[MATERIAL FOR THIS EXERCISE Boundary: Start]

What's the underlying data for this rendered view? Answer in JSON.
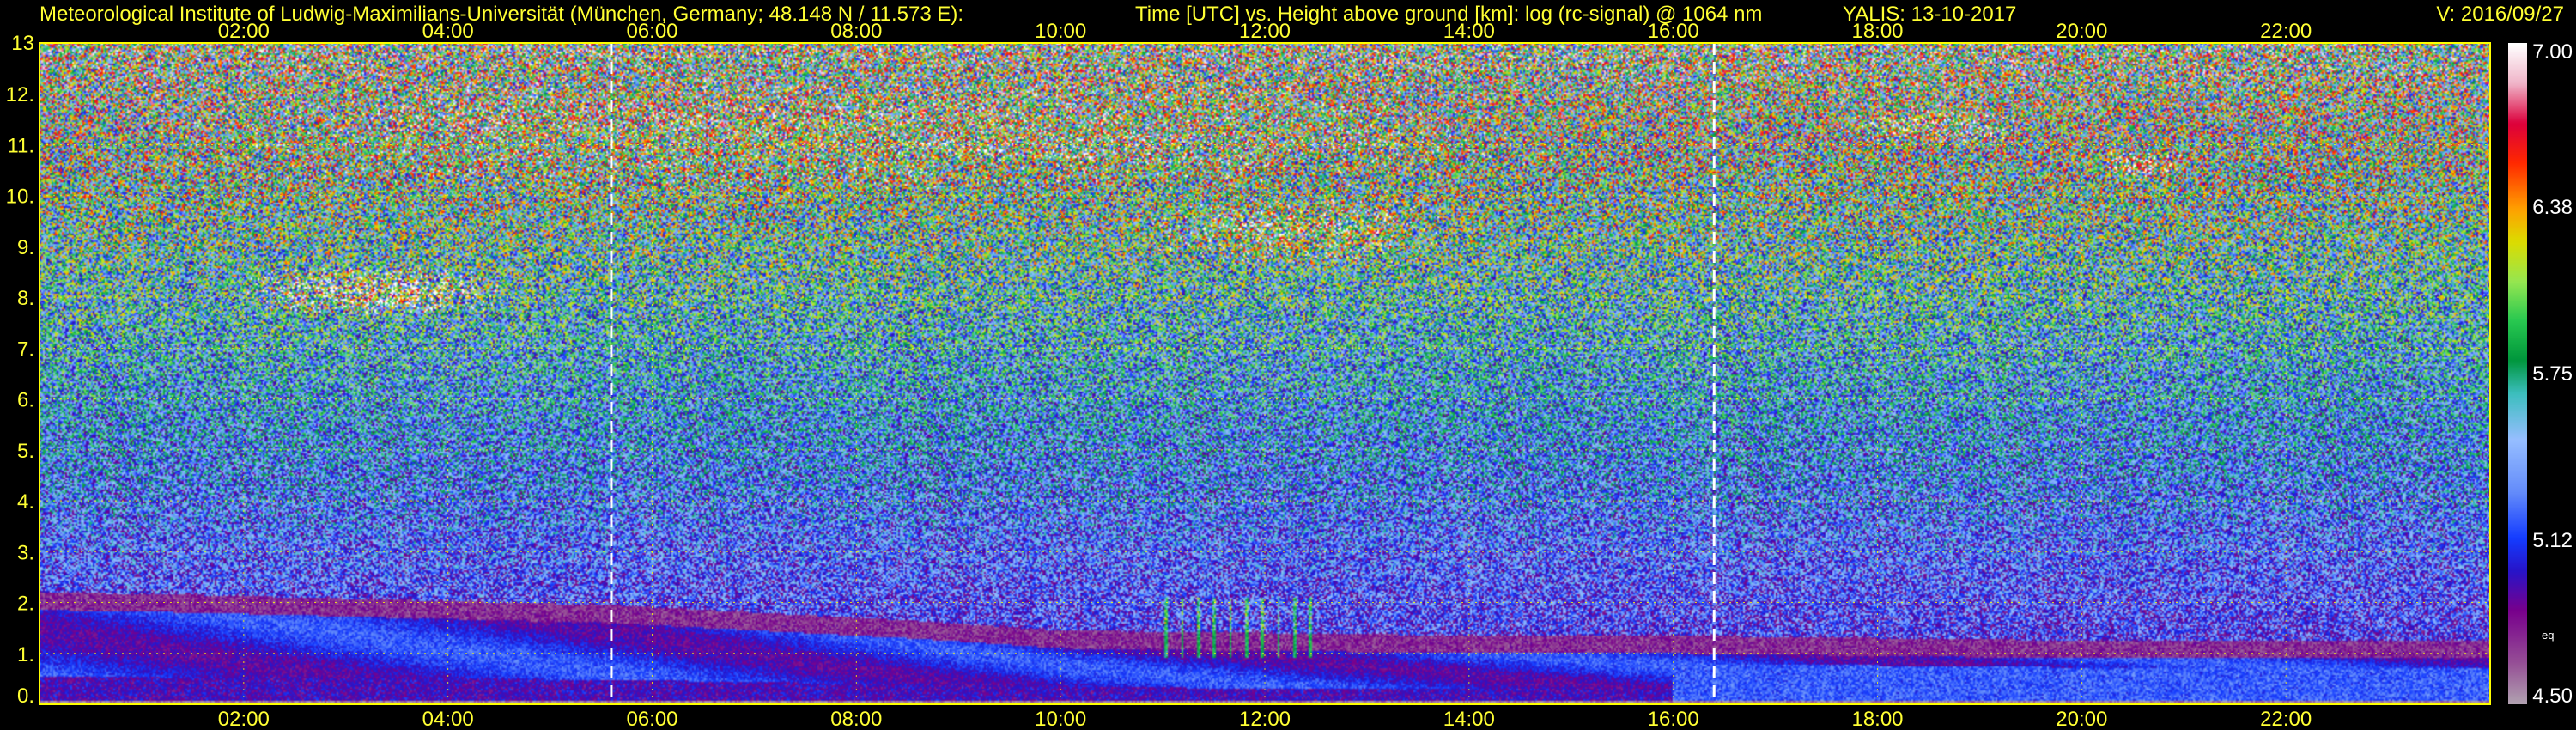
{
  "header": {
    "institute": "Meteorological Institute of Ludwig-Maximilians-Universität (München, Germany; 48.148 N / 11.573 E):",
    "axes_desc": "Time [UTC] vs. Height above ground [km]: log (rc-signal) @ 1064 nm",
    "station": "YALIS: 13-10-2017",
    "version": "V: 2016/09/27"
  },
  "chart_data": {
    "type": "heatmap",
    "x_range_hours": [
      0,
      24
    ],
    "x_ticks": [
      "02:00",
      "04:00",
      "06:00",
      "08:00",
      "10:00",
      "12:00",
      "14:00",
      "16:00",
      "18:00",
      "20:00",
      "22:00"
    ],
    "x_tick_hours": [
      2,
      4,
      6,
      8,
      10,
      12,
      14,
      16,
      18,
      20,
      22
    ],
    "y_range_km": [
      0,
      13
    ],
    "y_ticks": [
      "0.",
      "1.",
      "2.",
      "3.",
      "4.",
      "5.",
      "6.",
      "7.",
      "8.",
      "9.",
      "10.",
      "11.",
      "12.",
      "13"
    ],
    "y_tick_values": [
      0,
      1,
      2,
      3,
      4,
      5,
      6,
      7,
      8,
      9,
      10,
      11,
      12,
      13
    ],
    "marker_lines_hours": [
      5.6,
      16.4
    ],
    "colorbar": {
      "range": [
        4.5,
        7.0
      ],
      "tick_labels": [
        "4.50",
        "5.12",
        "5.75",
        "6.38",
        "7.00"
      ],
      "tick_values": [
        4.5,
        5.12,
        5.75,
        6.38,
        7.0
      ],
      "small_label": "eq"
    },
    "grid": true,
    "colors": {
      "grid": "#ffff00",
      "text": "#ffff33",
      "marker": "#ffffff",
      "background": "#000000"
    },
    "features": {
      "boundary_layer_top_km": [
        [
          0.0,
          1.85
        ],
        [
          1.5,
          1.8
        ],
        [
          3.5,
          1.7
        ],
        [
          5.6,
          1.6
        ],
        [
          7.0,
          1.45
        ],
        [
          8.5,
          1.3
        ],
        [
          10.0,
          1.1
        ],
        [
          12.0,
          1.05
        ],
        [
          14.0,
          1.0
        ],
        [
          16.0,
          1.0
        ],
        [
          18.0,
          0.95
        ],
        [
          20.0,
          0.9
        ],
        [
          22.0,
          0.9
        ],
        [
          24.0,
          0.9
        ]
      ],
      "cloud_patches": [
        {
          "t0": 2.0,
          "t1": 4.6,
          "h0": 7.6,
          "h1": 8.6,
          "level": 6.5
        },
        {
          "t0": 10.8,
          "t1": 13.8,
          "h0": 8.6,
          "h1": 10.0,
          "level": 6.1
        },
        {
          "t0": 0.8,
          "t1": 15.0,
          "h0": 10.0,
          "h1": 12.3,
          "level": 6.0
        },
        {
          "t0": 17.6,
          "t1": 19.4,
          "h0": 11.0,
          "h1": 11.7,
          "level": 6.2
        },
        {
          "t0": 20.2,
          "t1": 21.0,
          "h0": 10.3,
          "h1": 10.9,
          "level": 6.3
        }
      ],
      "convective_plumes": [
        {
          "t0": 11.0,
          "t1": 12.5,
          "h0": 0.9,
          "h1": 2.1
        }
      ]
    }
  }
}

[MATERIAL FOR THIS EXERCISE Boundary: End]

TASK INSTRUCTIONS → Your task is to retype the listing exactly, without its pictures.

RESPONSE TO THE EXERCISE →
What's the underlying data for this rendered view? Answer in JSON.
{
  "header": {
    "institute": "Meteorological Institute of Ludwig-Maximilians-Universität (München, Germany; 48.148 N / 11.573 E):",
    "axes_desc": "Time [UTC] vs. Height above ground [km]: log (rc-signal) @ 1064 nm",
    "station": "YALIS: 13-10-2017",
    "version": "V: 2016/09/27"
  },
  "chart_data": {
    "type": "heatmap",
    "x_range_hours": [
      0,
      24
    ],
    "x_ticks": [
      "02:00",
      "04:00",
      "06:00",
      "08:00",
      "10:00",
      "12:00",
      "14:00",
      "16:00",
      "18:00",
      "20:00",
      "22:00"
    ],
    "x_tick_hours": [
      2,
      4,
      6,
      8,
      10,
      12,
      14,
      16,
      18,
      20,
      22
    ],
    "y_range_km": [
      0,
      13
    ],
    "y_ticks": [
      "0.",
      "1.",
      "2.",
      "3.",
      "4.",
      "5.",
      "6.",
      "7.",
      "8.",
      "9.",
      "10.",
      "11.",
      "12.",
      "13"
    ],
    "y_tick_values": [
      0,
      1,
      2,
      3,
      4,
      5,
      6,
      7,
      8,
      9,
      10,
      11,
      12,
      13
    ],
    "marker_lines_hours": [
      5.6,
      16.4
    ],
    "colorbar": {
      "range": [
        4.5,
        7.0
      ],
      "tick_labels": [
        "4.50",
        "5.12",
        "5.75",
        "6.38",
        "7.00"
      ],
      "tick_values": [
        4.5,
        5.12,
        5.75,
        6.38,
        7.0
      ],
      "small_label": "eq"
    },
    "grid": true,
    "colors": {
      "grid": "#ffff00",
      "text": "#ffff33",
      "marker": "#ffffff",
      "background": "#000000"
    },
    "features": {
      "boundary_layer_top_km": [
        [
          0.0,
          1.85
        ],
        [
          1.5,
          1.8
        ],
        [
          3.5,
          1.7
        ],
        [
          5.6,
          1.6
        ],
        [
          7.0,
          1.45
        ],
        [
          8.5,
          1.3
        ],
        [
          10.0,
          1.1
        ],
        [
          12.0,
          1.05
        ],
        [
          14.0,
          1.0
        ],
        [
          16.0,
          1.0
        ],
        [
          18.0,
          0.95
        ],
        [
          20.0,
          0.9
        ],
        [
          22.0,
          0.9
        ],
        [
          24.0,
          0.9
        ]
      ],
      "cloud_patches": [
        {
          "t0": 2.0,
          "t1": 4.6,
          "h0": 7.6,
          "h1": 8.6,
          "level": 6.5
        },
        {
          "t0": 10.8,
          "t1": 13.8,
          "h0": 8.6,
          "h1": 10.0,
          "level": 6.1
        },
        {
          "t0": 0.8,
          "t1": 15.0,
          "h0": 10.0,
          "h1": 12.3,
          "level": 6.0
        },
        {
          "t0": 17.6,
          "t1": 19.4,
          "h0": 11.0,
          "h1": 11.7,
          "level": 6.2
        },
        {
          "t0": 20.2,
          "t1": 21.0,
          "h0": 10.3,
          "h1": 10.9,
          "level": 6.3
        }
      ],
      "convective_plumes": [
        {
          "t0": 11.0,
          "t1": 12.5,
          "h0": 0.9,
          "h1": 2.1
        }
      ]
    }
  }
}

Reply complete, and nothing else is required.